The problem: The entries that follow need to be printed exactly as they are, minus any pictures.

Task material:
════════════════════
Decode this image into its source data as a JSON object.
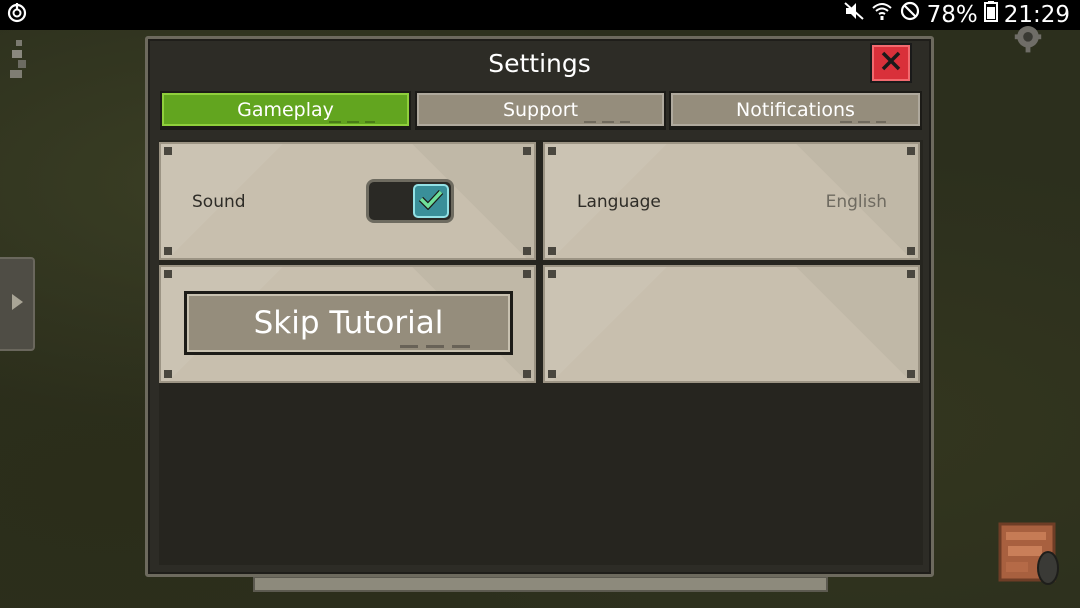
{
  "status_bar": {
    "battery": "78%",
    "time": "21:29",
    "icons": [
      "sync-icon",
      "mute-icon",
      "wifi-icon",
      "blocked-icon",
      "battery-icon"
    ]
  },
  "dialog": {
    "title": "Settings",
    "close_icon": "close-icon"
  },
  "tabs": [
    {
      "label": "Gameplay",
      "active": true
    },
    {
      "label": "Support",
      "active": false
    },
    {
      "label": "Notifications",
      "active": false
    }
  ],
  "settings": {
    "sound_label": "Sound",
    "sound_enabled": true,
    "language_label": "Language",
    "language_value": "English",
    "skip_tutorial_label": "Skip Tutorial"
  },
  "colors": {
    "active_tab": "#62a51f",
    "inactive_tab": "#958d7c",
    "close_button": "#d9303a",
    "toggle_on": "#3a8f99",
    "panel": "#c8bfae"
  }
}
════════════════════
Answer to this problem:
Decode this image into its source data as a JSON object.
{
  "status_bar": {
    "battery": "78%",
    "time": "21:29",
    "icons": [
      "sync-icon",
      "mute-icon",
      "wifi-icon",
      "blocked-icon",
      "battery-icon"
    ]
  },
  "dialog": {
    "title": "Settings",
    "close_icon": "close-icon"
  },
  "tabs": [
    {
      "label": "Gameplay",
      "active": true
    },
    {
      "label": "Support",
      "active": false
    },
    {
      "label": "Notifications",
      "active": false
    }
  ],
  "settings": {
    "sound_label": "Sound",
    "sound_enabled": true,
    "language_label": "Language",
    "language_value": "English",
    "skip_tutorial_label": "Skip Tutorial"
  },
  "colors": {
    "active_tab": "#62a51f",
    "inactive_tab": "#958d7c",
    "close_button": "#d9303a",
    "toggle_on": "#3a8f99",
    "panel": "#c8bfae"
  }
}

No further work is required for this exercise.